Frightening by the prospect of a growing pro-abortion movement and the loss of moderate voters, Law and Justice disappointed many pro-lifers on Thursday. However, there are many reasons to be optimistic that Poland’s legislation will be more pro-life in the near future. Law and Justice realizes that it won last year’s elections above all thanks to moderate voters, most of whom support the current laws. However, the party also understands that its base electorate consists of many conservative Catholics and pro-lifers. Alienating them could cause a new schismatic socially conservative party to appear (and thus a hemorrhaging of voters). In 2007, Law and Justice voted against a complete abortion ban. As a result, a group of conservative deputies headed by Marek Jurek, then speaker of the lower chamber of Parliament (and now a member of the European Parliament), founded a breakaway party. Law and Justice does not want to repeat this scenario.

During her speech to the Parliament ahead of Thursday’s abortion vote, Prime Minister Beata Szydło said that while she fears the unintended consequences of a total abortion ban, she still plans on making Polish society more pro-life. She vowed to increase subsidies to single mothers, families with children with disabilities, and mothers with children resulting from “difficult pregnancies” (one can infer that she meant those who are the result of rape) in the 2017 national budget. She also said that the Polish government will embark on an information campaign encouraging expecting mothers to choose life.

What’s more, according to the Polish Press Agency, Law and Justice will soon be working on a new pro-life bill that would end eugenic abortion. This is consistent with what the party’s politicians have been saying in the press in the past few days; they have said that they are afraid of unintended consequences of a total abortion ban, but that they think that the time is right to ban abortion in the case of “fetal malformation.” In Poland, about 1,000 legal abortions are performed each year; the overwhelming majority concern “fetal malformation,” and many involve unborn children diagnosed with Down Syndrome. Such a proposal is likely to have the support of a large majority of Parliament: in addition to Law and Justice politicians, deputies from the Polish Peasants’ Party and Kukiz ’15 have also spoken in favor of ending the legality of eugenic abortion rather than a comprehensive ban.
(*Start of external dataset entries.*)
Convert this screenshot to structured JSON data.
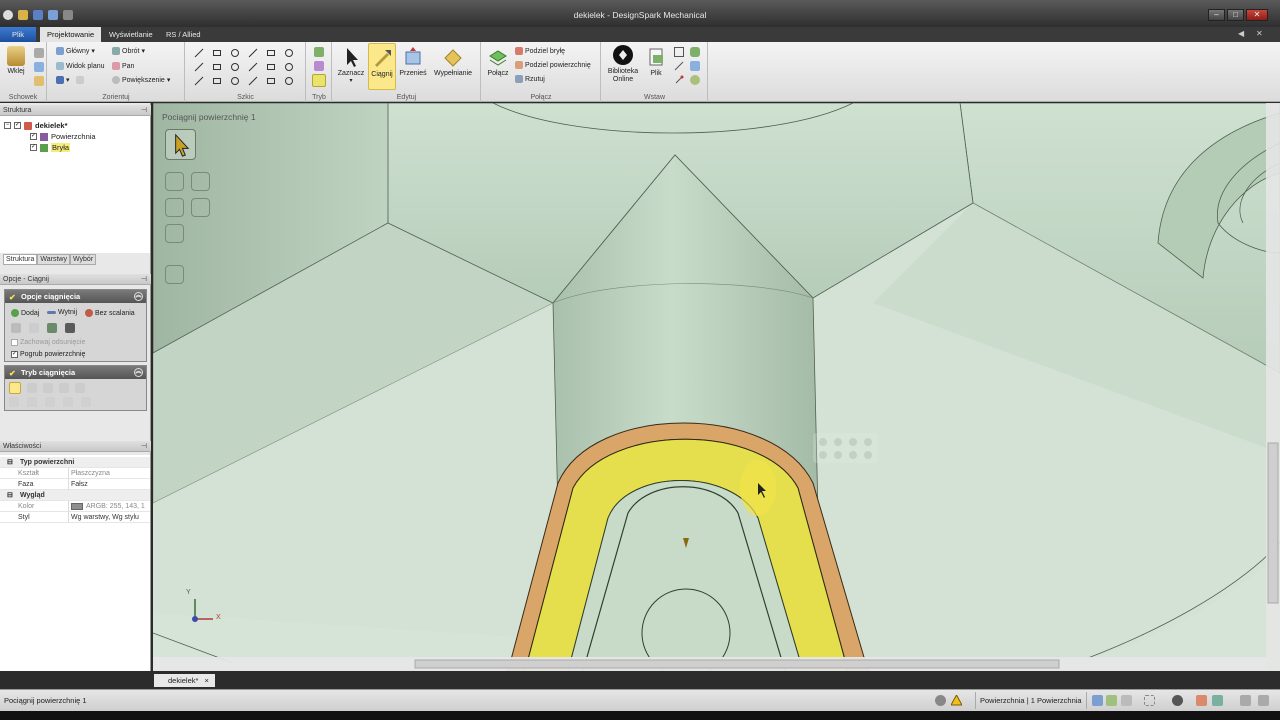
{
  "window": {
    "title": "dekielek - DesignSpark Mechanical",
    "controls": [
      "–",
      "□",
      "✕"
    ]
  },
  "menu_tabs": [
    {
      "label": "Plik",
      "active": false
    },
    {
      "label": "Projektowanie",
      "active": true
    },
    {
      "label": "Wyświetlanie",
      "active": false
    },
    {
      "label": "RS / Allied",
      "active": false
    }
  ],
  "ribbon": {
    "schowek": {
      "label": "Schowek",
      "paste": "Wklej"
    },
    "zorientuj": {
      "label": "Zorientuj",
      "home": "Główny",
      "rotate": "Obrót",
      "plan_view": "Widok planu",
      "pan": "Pan",
      "zoom": "Powiększenie"
    },
    "szkic": {
      "label": "Szkic"
    },
    "tryb": {
      "label": "Tryb"
    },
    "edytuj": {
      "label": "Edytuj",
      "select": "Zaznacz",
      "pull": "Ciągnij",
      "move": "Przenieś",
      "fill": "Wypełnianie"
    },
    "polacz": {
      "label": "Połącz",
      "combine": "Połącz",
      "split_body": "Podziel bryłę",
      "split_surface": "Podziel powierzchnię",
      "project": "Rzutuj"
    },
    "wstaw": {
      "label": "Wstaw",
      "library": "Biblioteka Online",
      "file": "Plik"
    }
  },
  "structure": {
    "header": "Struktura",
    "root": "dekielek*",
    "items": [
      "Powierzchnia",
      "Bryła"
    ],
    "subtabs": [
      "Struktura",
      "Warstwy",
      "Wybór"
    ]
  },
  "options": {
    "header": "Opcje - Ciągnij",
    "pull_options": {
      "title": "Opcje ciągnięcia",
      "add": "Dodaj",
      "cut": "Wytnij",
      "no_merge": "Bez scalania",
      "keep_offset": "Zachowaj odsunięcie",
      "thicken": "Pogrub powierzchnię"
    },
    "pull_mode": {
      "title": "Tryb ciągnięcia"
    }
  },
  "properties": {
    "header": "Właściwości",
    "sections": [
      {
        "title": "Typ powierzchni",
        "rows": [
          [
            "Kształt",
            "Płaszczyzna"
          ],
          [
            "Faza",
            "Fałsz"
          ]
        ]
      },
      {
        "title": "Wygląd",
        "rows": [
          [
            "Kolor",
            "ARGB: 255, 143, 1"
          ],
          [
            "Styl",
            "Wg warstwy, Wg stylu"
          ]
        ]
      }
    ]
  },
  "viewport": {
    "label": "Pociągnij powierzchnię 1",
    "axis_x": "X",
    "axis_y": "Y"
  },
  "doc_tab": "dekielek*",
  "status": {
    "text": "Pociągnij powierzchnię 1",
    "selection": "Powierzchnia | 1 Powierzchnia"
  },
  "colors": {
    "model_green": "#c3d9c5",
    "highlight_yellow": "#e8e04a",
    "face_orange": "#d9a568",
    "background": "#d2e0d4"
  }
}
Sadly, one can get the impression that in mainstream secular media outlets like the Washington Post, New York Times or Guardian, the protest of 98,000 angry, vulgar, and sometimes violent feminists in Poland received far more coverage than the fact that a couple months ago, between 2 and 3 million young peaceful, loving Catholics from Poland and across the world joined Pope Francis outside Krakow to pray and celebrate their faith. This says much about the state of the secular media today. Nonetheless, for someone who trusts science and reason and knows that, for example, brain waves can be detected in an unborn baby six weeks after conception and that the fetus is a distinct person, Monday’s protests and the fact that they made Poland’s conservative government abandon far-reaching pro-life legislation must be a defeat. Fortunately, it is still likely that in the near future, Poland will ban most abortions that are currently legal in the country. Now is the time to pray that Poland’s leaders will have the determination to once again prove that with regards to protecting the unborn, it is a model for Europe and the West.

About Filip Mazurczak 22 Articles
Filip Mazurczak is the assistant editor of the European Conservative and a correspondent for the National Catholic Register. His work has appeared in numerous publications, including First Things, The Catholic Thing, Crisis Magazine, and Poland's Wprost weekly. He studied at Creighton University and the George Washington University.